They make quite the impression and it’s clear that they have more than a few fans in the crowd, and there’s plenty of movement too. The groovy parts get the bodies moving hard and the fast, blasting sections just demolish. In fact, I particularly like it when they play fast. The evening’s first stage diver even makes an appearance mid-way though the set. He looks like he’s enjoying himself.
The singer has a commanding presence and a great voice. He also looks like a smaller version of powerlifter Jeremy “Couch” Hamilton, which keeps me amused the entire set. The bassist has an infectious grin and even indulges in a bit of Steve-Harris-from-Iron-Maiden-machine-gunning, which is always nice.
Their penultimate song starts with a sample of an alarm clock that sounds exactly the same as mine and freaks me the fuck out. What follows is much better than what usually follows though.
At the end of their set me and a large chunk of the crowd are left with smiles as large as the bassist’s. Nice.
And now for the band everyone’s been waiting for, the USA’s premier Melodic Death Metal masters.
I’ve seen The Black Dahlia Murder before, but they were playing in a support capacity and were marred by a weak, muddy sound. In keeping with the theme of the evening so far though, there are no such problems tonight, and the band absolutely slay. Boasting a crystal clear sound that demonstrates a band at the top of their game, the band’s performance tonight is exemplary.
When the bassists asks if we wanna hear a very fast new song, you know we do.
The major selling point of The Black Dahlia Murder for me is their peerless brand of fast, razor-sharp melodicism, and tonight it’s on such fine display that I’m amazed I don’t leave with lacerations.

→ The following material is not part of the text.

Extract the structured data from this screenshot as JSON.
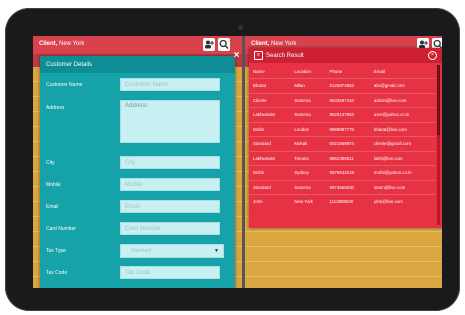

Opening with Receipt off their latest album, they power through a veritable greatest hits package. Although, like any greatest hits collection, you can’t please everyone, (I was hoping for Climactic Degradation…). However, there are enough quality songs here to please, spanning the band’s entire discography. Vlad, Son of the Dragon makes a welcome appearance and Moonlight Equillibrium (about a werewolf that eats English breakfasts, apparently) is a particular favourite. Abysmal, the title track from their latest album, sounds even better and more savage live than it does on record, and then Funeral Thirst absolutely just melts faces. Raped in Hatred by Vines of Thorn, (about the Evil Dead, he tells us), is a real catchy crowd-pleaser, as is Statutory Ape. They end with the one-two punch of Deathmask Divine and the iconic I Will Remain, which features one of the best intros and outros to any song. And the bit in the middle isn’t bad either.
The band themselves are on fine form, and focus inevitably finds itself being directed towards their charismatic frontman; he attacks the songs with such enthusiasm it’s palpable, sometimes seeming to take the role of a mad conductor.
As befitting the band’s status, the crowd have a strong reaction to the songs and there is stage diving and moshing in abundance, including some relatively immense circle pits. One stagediver arrives on stage just after a song finishes and gets to be interviewed by the band, (his name is Lawrence, and he likes slam). At the behest of the band the audience give a good attempt to carry him to the back of the venue during the next song, but he doesn’t quite make it. It’s a valiant effort though.
When a crowd casualty seems to occur, the band take the time to make sure everything’s okay, and also lead a chant of “Live! Live! Live!” which is most amusing.
After this long in their career The Black Dahlia Murder are a well oiled machine live, but it’s good to see that they aren’t just going through the motions and there’s real passion here.
This was genuinely one of the best shows I’ve been to in a long time. All three bands did themselves proud and I am left with nothing but fond memories and a slightly tired neck, exactly as it should be.